Copy each line that contains the string "structured", taking them from the material.
-- Opening Marker --
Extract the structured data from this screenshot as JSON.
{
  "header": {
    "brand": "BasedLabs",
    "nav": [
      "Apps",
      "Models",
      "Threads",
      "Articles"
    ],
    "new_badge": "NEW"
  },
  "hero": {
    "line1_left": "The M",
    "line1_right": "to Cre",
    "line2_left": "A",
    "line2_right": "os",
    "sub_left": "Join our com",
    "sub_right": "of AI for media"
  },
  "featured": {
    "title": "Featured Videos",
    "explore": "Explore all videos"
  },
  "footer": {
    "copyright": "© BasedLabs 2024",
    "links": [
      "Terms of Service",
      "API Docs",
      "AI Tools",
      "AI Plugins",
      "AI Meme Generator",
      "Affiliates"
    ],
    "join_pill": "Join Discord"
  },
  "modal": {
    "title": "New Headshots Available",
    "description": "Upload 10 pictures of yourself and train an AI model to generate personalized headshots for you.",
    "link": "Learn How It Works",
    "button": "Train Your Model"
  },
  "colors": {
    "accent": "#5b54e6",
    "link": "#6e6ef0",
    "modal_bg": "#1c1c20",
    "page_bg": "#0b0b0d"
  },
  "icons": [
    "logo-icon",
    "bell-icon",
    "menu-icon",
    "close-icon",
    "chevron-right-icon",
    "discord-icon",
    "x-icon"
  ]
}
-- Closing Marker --
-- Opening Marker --
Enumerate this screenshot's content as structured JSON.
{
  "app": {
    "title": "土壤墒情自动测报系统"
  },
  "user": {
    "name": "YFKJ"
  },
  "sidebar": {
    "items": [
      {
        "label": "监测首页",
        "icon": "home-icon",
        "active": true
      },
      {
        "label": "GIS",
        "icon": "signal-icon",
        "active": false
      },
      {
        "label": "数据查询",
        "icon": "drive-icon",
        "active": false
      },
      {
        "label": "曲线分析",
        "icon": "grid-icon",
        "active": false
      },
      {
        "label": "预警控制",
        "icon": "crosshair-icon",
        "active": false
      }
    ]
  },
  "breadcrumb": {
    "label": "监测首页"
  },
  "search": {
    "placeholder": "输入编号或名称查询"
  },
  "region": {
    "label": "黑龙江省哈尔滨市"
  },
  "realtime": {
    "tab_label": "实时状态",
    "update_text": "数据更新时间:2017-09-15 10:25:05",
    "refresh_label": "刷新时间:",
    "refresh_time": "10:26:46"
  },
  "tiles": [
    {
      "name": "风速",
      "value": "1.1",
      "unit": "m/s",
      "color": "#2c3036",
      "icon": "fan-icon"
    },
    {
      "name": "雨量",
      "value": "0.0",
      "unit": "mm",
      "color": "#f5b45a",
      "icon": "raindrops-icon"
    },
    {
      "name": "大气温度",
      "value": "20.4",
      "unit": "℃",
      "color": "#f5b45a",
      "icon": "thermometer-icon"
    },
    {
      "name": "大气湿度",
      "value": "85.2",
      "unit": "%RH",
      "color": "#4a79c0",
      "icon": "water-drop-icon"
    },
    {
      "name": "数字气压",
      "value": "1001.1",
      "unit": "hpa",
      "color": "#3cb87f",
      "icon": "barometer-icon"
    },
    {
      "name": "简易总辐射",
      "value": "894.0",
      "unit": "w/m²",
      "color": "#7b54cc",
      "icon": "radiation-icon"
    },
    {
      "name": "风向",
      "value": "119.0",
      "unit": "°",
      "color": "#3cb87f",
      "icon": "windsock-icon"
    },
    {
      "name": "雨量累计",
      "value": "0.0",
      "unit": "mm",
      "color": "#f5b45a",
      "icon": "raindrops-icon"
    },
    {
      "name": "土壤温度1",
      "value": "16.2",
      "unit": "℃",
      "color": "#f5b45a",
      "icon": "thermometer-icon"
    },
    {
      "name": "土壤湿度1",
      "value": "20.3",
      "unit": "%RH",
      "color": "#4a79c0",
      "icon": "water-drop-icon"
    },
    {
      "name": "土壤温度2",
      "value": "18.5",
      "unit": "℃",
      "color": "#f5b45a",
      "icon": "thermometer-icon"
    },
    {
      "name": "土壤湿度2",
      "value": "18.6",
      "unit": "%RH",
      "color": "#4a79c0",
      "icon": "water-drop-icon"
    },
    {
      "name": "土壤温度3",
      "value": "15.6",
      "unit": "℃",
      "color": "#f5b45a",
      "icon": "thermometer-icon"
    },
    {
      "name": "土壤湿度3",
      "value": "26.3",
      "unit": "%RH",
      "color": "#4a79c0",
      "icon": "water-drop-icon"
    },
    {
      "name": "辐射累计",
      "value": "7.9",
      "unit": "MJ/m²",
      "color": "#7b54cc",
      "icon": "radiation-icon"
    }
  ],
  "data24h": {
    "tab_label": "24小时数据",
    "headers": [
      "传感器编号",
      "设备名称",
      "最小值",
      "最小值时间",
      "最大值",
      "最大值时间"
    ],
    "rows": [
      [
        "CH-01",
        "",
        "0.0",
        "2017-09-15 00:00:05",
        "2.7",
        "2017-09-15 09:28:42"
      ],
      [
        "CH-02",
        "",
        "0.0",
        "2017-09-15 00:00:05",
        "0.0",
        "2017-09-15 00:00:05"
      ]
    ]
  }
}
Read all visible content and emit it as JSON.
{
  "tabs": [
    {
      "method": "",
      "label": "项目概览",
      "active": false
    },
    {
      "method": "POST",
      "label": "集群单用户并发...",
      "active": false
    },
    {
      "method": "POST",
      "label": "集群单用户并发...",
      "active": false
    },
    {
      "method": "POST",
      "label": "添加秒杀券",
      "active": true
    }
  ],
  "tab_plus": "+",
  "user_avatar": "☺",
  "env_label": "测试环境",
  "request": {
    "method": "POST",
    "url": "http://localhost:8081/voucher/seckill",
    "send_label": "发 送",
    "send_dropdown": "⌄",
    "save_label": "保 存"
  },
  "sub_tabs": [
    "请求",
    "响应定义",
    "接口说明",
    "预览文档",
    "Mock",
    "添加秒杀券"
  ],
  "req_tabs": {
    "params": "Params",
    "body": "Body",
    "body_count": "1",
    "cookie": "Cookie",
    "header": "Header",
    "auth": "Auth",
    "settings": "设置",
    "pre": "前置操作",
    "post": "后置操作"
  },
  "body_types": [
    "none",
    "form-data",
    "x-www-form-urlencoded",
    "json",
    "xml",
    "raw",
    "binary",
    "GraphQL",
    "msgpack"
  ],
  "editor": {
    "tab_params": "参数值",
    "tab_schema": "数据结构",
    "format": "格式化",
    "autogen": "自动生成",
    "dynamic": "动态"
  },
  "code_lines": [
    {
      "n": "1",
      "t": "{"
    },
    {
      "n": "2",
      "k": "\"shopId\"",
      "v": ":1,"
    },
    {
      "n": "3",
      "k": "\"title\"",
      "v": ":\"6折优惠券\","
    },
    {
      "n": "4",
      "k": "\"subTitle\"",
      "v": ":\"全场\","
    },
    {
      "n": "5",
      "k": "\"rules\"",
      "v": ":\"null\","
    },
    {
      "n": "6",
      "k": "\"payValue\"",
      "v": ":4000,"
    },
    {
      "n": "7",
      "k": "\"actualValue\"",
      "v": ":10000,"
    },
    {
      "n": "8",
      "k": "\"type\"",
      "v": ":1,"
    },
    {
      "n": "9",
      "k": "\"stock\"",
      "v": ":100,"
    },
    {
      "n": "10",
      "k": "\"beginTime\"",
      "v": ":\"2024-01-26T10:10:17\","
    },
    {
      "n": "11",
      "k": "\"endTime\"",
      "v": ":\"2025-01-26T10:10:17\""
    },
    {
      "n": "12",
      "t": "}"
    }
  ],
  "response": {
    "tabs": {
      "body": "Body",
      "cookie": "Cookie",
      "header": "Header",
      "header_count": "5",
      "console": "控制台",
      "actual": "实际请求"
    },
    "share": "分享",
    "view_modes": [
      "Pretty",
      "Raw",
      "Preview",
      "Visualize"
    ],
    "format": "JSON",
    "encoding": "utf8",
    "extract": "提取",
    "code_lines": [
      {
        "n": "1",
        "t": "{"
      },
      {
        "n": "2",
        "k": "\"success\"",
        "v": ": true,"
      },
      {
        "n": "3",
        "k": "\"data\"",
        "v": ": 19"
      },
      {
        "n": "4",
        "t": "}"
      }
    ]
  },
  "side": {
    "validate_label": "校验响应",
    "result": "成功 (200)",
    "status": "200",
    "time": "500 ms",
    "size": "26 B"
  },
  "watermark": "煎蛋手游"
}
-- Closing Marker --
» **WRITTEN SOLUTION**
Extract the structured data from this screenshot as JSON.
Enumerate this screenshot's content as structured JSON.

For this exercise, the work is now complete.